▶ **What you need to do**
Whenever "Shadow" appears in a line, please copy that line from the data.

▶ **Data extracts**
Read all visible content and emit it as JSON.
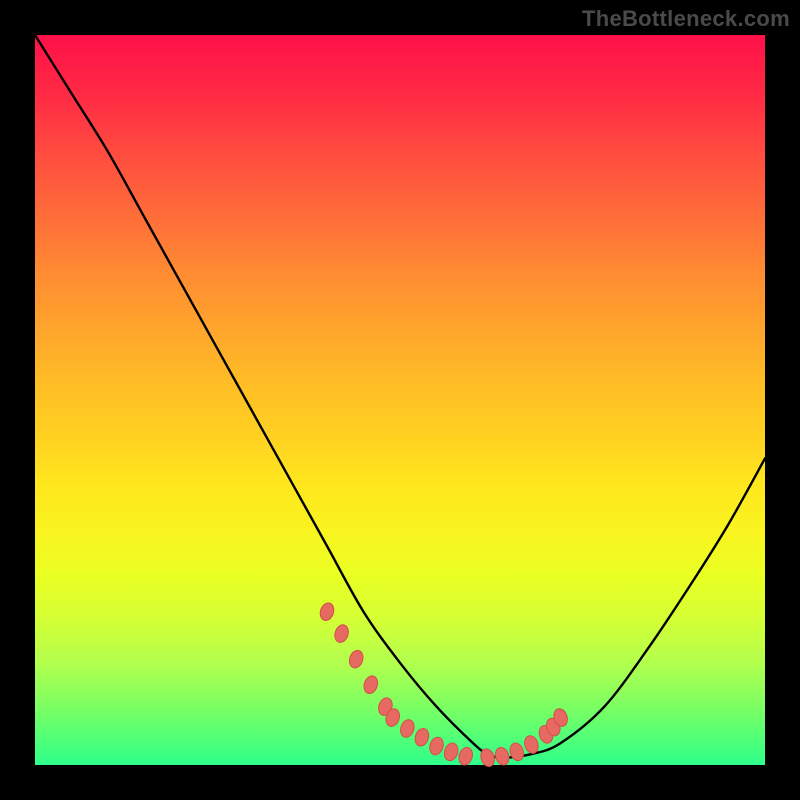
{
  "watermark": "TheBottleneck.com",
  "colors": {
    "page_bg": "#000000",
    "line": "#000000",
    "marker_fill": "#e66a62",
    "marker_stroke": "#d14f47"
  },
  "chart_data": {
    "type": "line",
    "title": "",
    "xlabel": "",
    "ylabel": "",
    "xlim": [
      0,
      100
    ],
    "ylim": [
      0,
      100
    ],
    "grid": false,
    "legend": null,
    "series": [
      {
        "name": "bottleneck-curve",
        "x": [
          0,
          5,
          10,
          15,
          20,
          25,
          30,
          35,
          40,
          45,
          50,
          55,
          60,
          62,
          64,
          68,
          72,
          78,
          84,
          90,
          95,
          100
        ],
        "y": [
          100,
          92,
          84,
          75,
          66,
          57,
          48,
          39,
          30,
          21,
          14,
          8,
          3,
          1.5,
          1,
          1.5,
          3,
          8,
          16,
          25,
          33,
          42
        ]
      }
    ],
    "markers": {
      "name": "highlight-cluster",
      "x": [
        40,
        42,
        44,
        46,
        48,
        49,
        51,
        53,
        55,
        57,
        59,
        62,
        64,
        66,
        68,
        70,
        71,
        72
      ],
      "y": [
        21,
        18,
        14.5,
        11,
        8,
        6.5,
        5,
        3.8,
        2.6,
        1.8,
        1.2,
        1,
        1.2,
        1.8,
        2.8,
        4.2,
        5.2,
        6.5
      ]
    }
  }
}
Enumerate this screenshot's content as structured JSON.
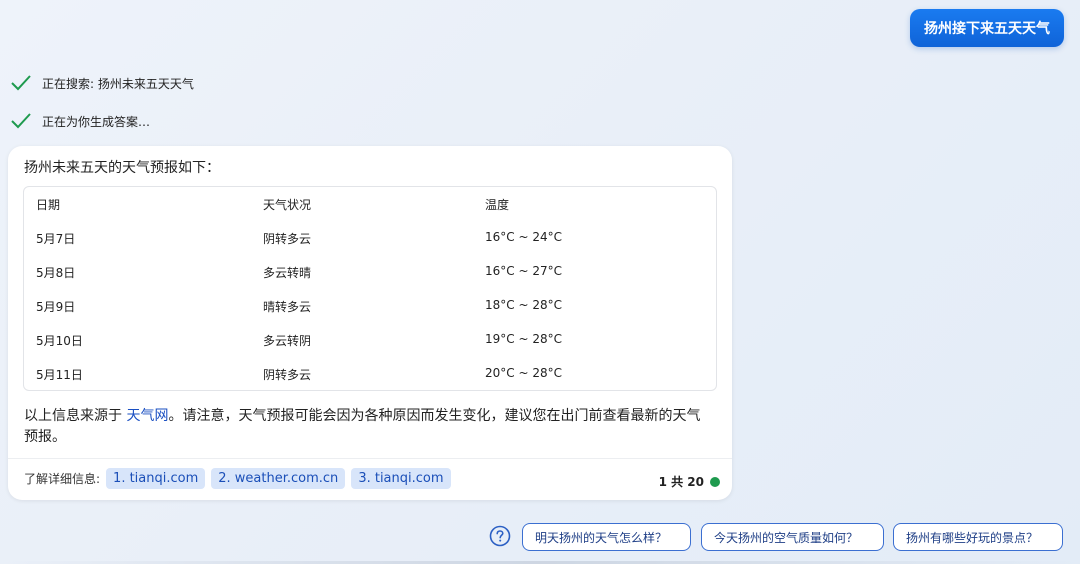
{
  "user_query": "扬州接下来五天天气",
  "progress": [
    {
      "text": "正在搜索: 扬州未来五天天气"
    },
    {
      "text": "正在为你生成答案…"
    }
  ],
  "answer": {
    "intro": "扬州未来五天的天气预报如下：",
    "table": {
      "headers": [
        "日期",
        "天气状况",
        "温度"
      ],
      "rows": [
        [
          "5月7日",
          "阴转多云",
          "16°C ~ 24°C"
        ],
        [
          "5月8日",
          "多云转晴",
          "16°C ~ 27°C"
        ],
        [
          "5月9日",
          "晴转多云",
          "18°C ~ 28°C"
        ],
        [
          "5月10日",
          "多云转阴",
          "19°C ~ 28°C"
        ],
        [
          "5月11日",
          "阴转多云",
          "20°C ~ 28°C"
        ]
      ]
    },
    "source_prefix": "以上信息来源于 ",
    "source_link": "天气网",
    "source_suffix": "。请注意，天气预报可能会因为各种原因而发生变化，建议您在出门前查看最新的天气预报。",
    "refs_label": "了解详细信息:",
    "refs": [
      "1. tianqi.com",
      "2. weather.com.cn",
      "3. tianqi.com"
    ],
    "counter": "1 共 20"
  },
  "suggestions": [
    "明天扬州的天气怎么样？",
    "今天扬州的空气质量如何？",
    "扬州有哪些好玩的景点？"
  ],
  "colors": {
    "accent": "#1a7bf0",
    "check": "#1e9a4e",
    "status_dot": "#1e9a4e",
    "link": "#1a4fc2"
  },
  "icons": {
    "progress": "check-icon",
    "suggestions": "help-circle-icon",
    "counter": "status-dot-icon"
  }
}
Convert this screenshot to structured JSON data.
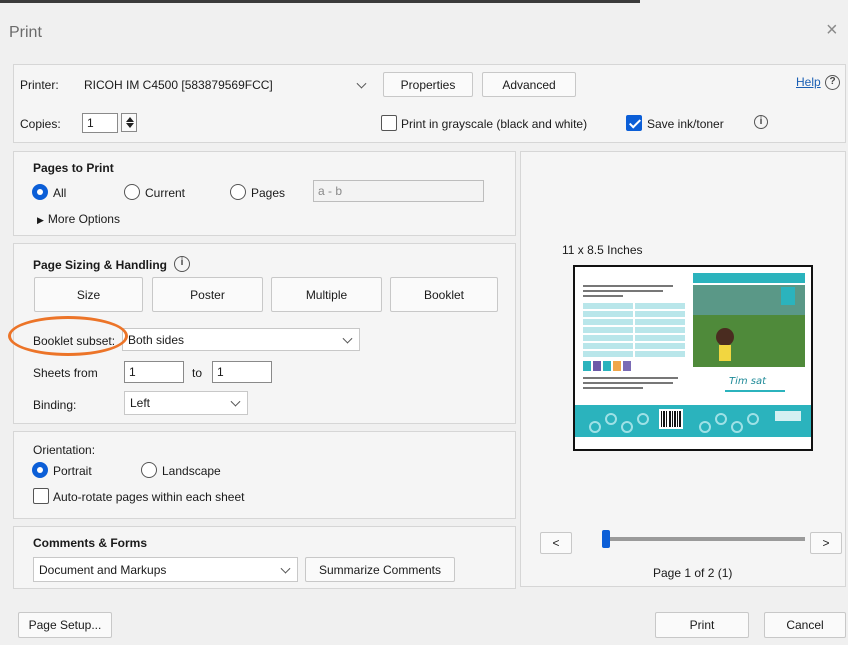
{
  "window": {
    "title": "Print",
    "close_glyph": "×"
  },
  "header": {
    "printer_label": "Printer:",
    "printer_value": "RICOH IM C4500 [583879569FCC]",
    "properties_label": "Properties",
    "advanced_label": "Advanced",
    "help_label": "Help",
    "help_icon": "?",
    "copies_label": "Copies:",
    "copies_value": "1",
    "grayscale_label": "Print in grayscale (black and white)",
    "grayscale_checked": false,
    "save_ink_label": "Save ink/toner",
    "save_ink_checked": true,
    "info_icon": "i"
  },
  "pages_to_print": {
    "heading": "Pages to Print",
    "all_label": "All",
    "current_label": "Current",
    "pages_label": "Pages",
    "selected": "All",
    "pages_placeholder": "a - b",
    "more_options_label": "More Options",
    "more_options_glyph": "▶"
  },
  "page_sizing": {
    "heading": "Page Sizing & Handling",
    "info_icon": "i",
    "buttons": [
      "Size",
      "Poster",
      "Multiple",
      "Booklet"
    ],
    "booklet_subset_label": "Booklet subset:",
    "booklet_subset_value": "Both sides",
    "sheets_from_label": "Sheets from",
    "sheets_from_value": "1",
    "to_label": "to",
    "to_value": "1",
    "binding_label": "Binding:",
    "binding_value": "Left"
  },
  "orientation": {
    "heading": "Orientation:",
    "portrait_label": "Portrait",
    "landscape_label": "Landscape",
    "selected": "Portrait",
    "auto_rotate_label": "Auto-rotate pages within each sheet",
    "auto_rotate_checked": false
  },
  "comments_forms": {
    "heading": "Comments & Forms",
    "value": "Document and Markups",
    "summarize_label": "Summarize Comments"
  },
  "preview": {
    "size_label": "11 x 8.5 Inches",
    "book_title": "Tim sat",
    "page_text": "Page 1 of 2 (1)",
    "prev_glyph": "<",
    "next_glyph": ">",
    "position_fraction": 0.0
  },
  "footer": {
    "page_setup_label": "Page Setup...",
    "print_label": "Print",
    "cancel_label": "Cancel"
  },
  "colors": {
    "accent": "#0b5ed7",
    "highlight_oval": "#ec7428",
    "link": "#1a5fb4",
    "teal": "#2bb3bd"
  }
}
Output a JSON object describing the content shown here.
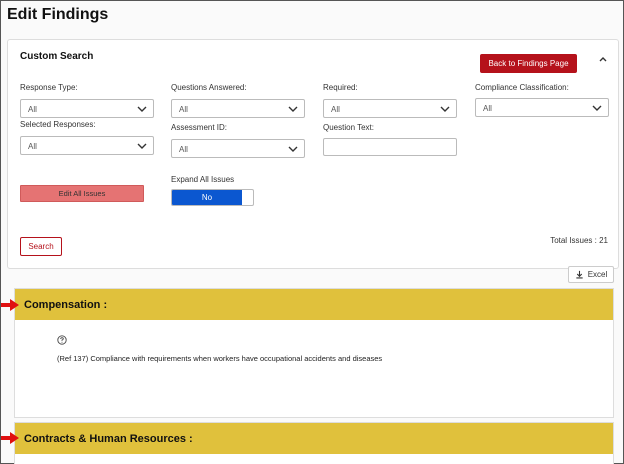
{
  "page": {
    "title": "Edit Findings"
  },
  "custom_search": {
    "title": "Custom Search",
    "back_button": "Back to Findings Page",
    "fields": {
      "response_type": {
        "label": "Response Type:",
        "value": "All"
      },
      "questions_answered": {
        "label": "Questions Answered:",
        "value": "All"
      },
      "required": {
        "label": "Required:",
        "value": "All"
      },
      "compliance_classification": {
        "label": "Compliance Classification:",
        "value": "All"
      },
      "selected_responses": {
        "label": "Selected Responses:",
        "value": "All"
      },
      "assessment_id": {
        "label": "Assessment ID:",
        "value": "All"
      },
      "question_text": {
        "label": "Question Text:",
        "value": ""
      }
    },
    "edit_all_label": "Edit All Issues",
    "expand_all": {
      "label": "Expand All Issues",
      "value": "No"
    },
    "search_button": "Search",
    "total_issues": "Total Issues : 21"
  },
  "excel_button": "Excel",
  "sections": [
    {
      "title": "Compensation :",
      "findings": [
        "(Ref 137) Compliance with requirements when workers have occupational accidents and diseases"
      ]
    },
    {
      "title": "Contracts & Human Resources :"
    }
  ],
  "colors": {
    "accent_red": "#b5121b",
    "section_yellow": "#e0c13c",
    "toggle_blue": "#0b57d0",
    "arrow_red": "#e01010"
  },
  "icons": [
    "chevron-up-icon",
    "chevron-down-icon",
    "download-icon",
    "help-circle-icon",
    "arrow-right-icon"
  ]
}
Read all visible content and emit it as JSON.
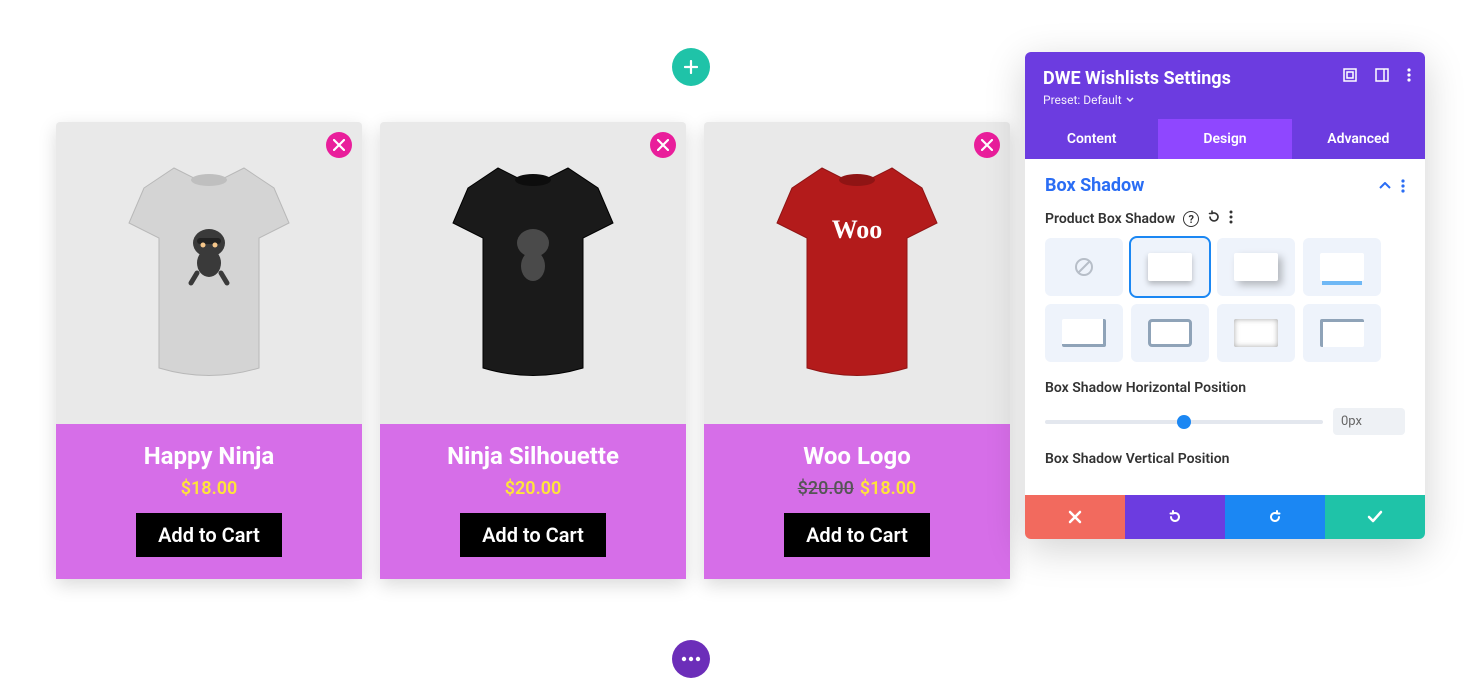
{
  "products": [
    {
      "title": "Happy Ninja",
      "price": "$18.00",
      "old_price": "",
      "btn": "Add to Cart"
    },
    {
      "title": "Ninja Silhouette",
      "price": "$20.00",
      "old_price": "",
      "btn": "Add to Cart"
    },
    {
      "title": "Woo Logo",
      "price": "$18.00",
      "old_price": "$20.00",
      "btn": "Add to Cart"
    }
  ],
  "panel": {
    "title": "DWE Wishlists Settings",
    "preset": "Preset: Default",
    "tabs": {
      "content": "Content",
      "design": "Design",
      "advanced": "Advanced",
      "active": "design"
    },
    "section": "Box Shadow",
    "option_label": "Product Box Shadow",
    "horiz_label": "Box Shadow Horizontal Position",
    "horiz_value": "0px",
    "vert_label": "Box Shadow Vertical Position"
  }
}
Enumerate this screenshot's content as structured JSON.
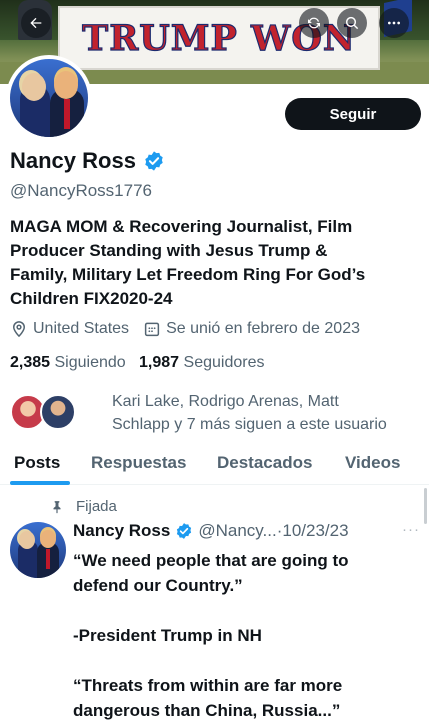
{
  "banner": {
    "sign_text": "TRUMP WON"
  },
  "header": {
    "back_icon": "back-arrow-icon",
    "refresh_icon": "refresh-icon",
    "search_icon": "search-icon",
    "more_icon": "more-icon"
  },
  "profile": {
    "name": "Nancy Ross",
    "handle": "@NancyRoss1776",
    "follow_label": "Seguir",
    "bio_lines": [
      "MAGA MOM & Recovering Journalist, Film",
      "Producer Standing with Jesus Trump &",
      "Family, Military Let Freedom Ring For God’s",
      "Children FIX2020-24"
    ],
    "location": "United States",
    "joined": "Se unió en febrero de 2023",
    "following_count": "2,385",
    "following_label": "Siguiendo",
    "followers_count": "1,987",
    "followers_label": "Seguidores",
    "known_followers_lines": [
      "Kari Lake, Rodrigo Arenas, Matt",
      "Schlapp y 7 más siguen a este usuario"
    ]
  },
  "tabs": [
    {
      "label": "Posts",
      "active": true
    },
    {
      "label": "Respuestas",
      "active": false
    },
    {
      "label": "Destacados",
      "active": false
    },
    {
      "label": "Videos",
      "active": false
    }
  ],
  "pinned_post": {
    "pinned_label": "Fijada",
    "author": "Nancy Ross",
    "handle": "@Nancy...",
    "date": "10/23/23",
    "separator": "·",
    "more": "···",
    "lines": [
      "“We need people that are going to",
      "defend our Country.”",
      "",
      "-President Trump in NH",
      "",
      "“Threats from within are far more",
      "dangerous than China, Russia...”"
    ]
  },
  "colors": {
    "accent": "#1d9bf0",
    "text": "#0f1419",
    "muted": "#536471"
  }
}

▶ **Result of this exercise**
    "section": "Box Shadow",
    "option_label": "Product Box Shadow",
    "horiz_label": "Box Shadow Horizontal Position",
    "vert_label": "Box Shadow Vertical Position"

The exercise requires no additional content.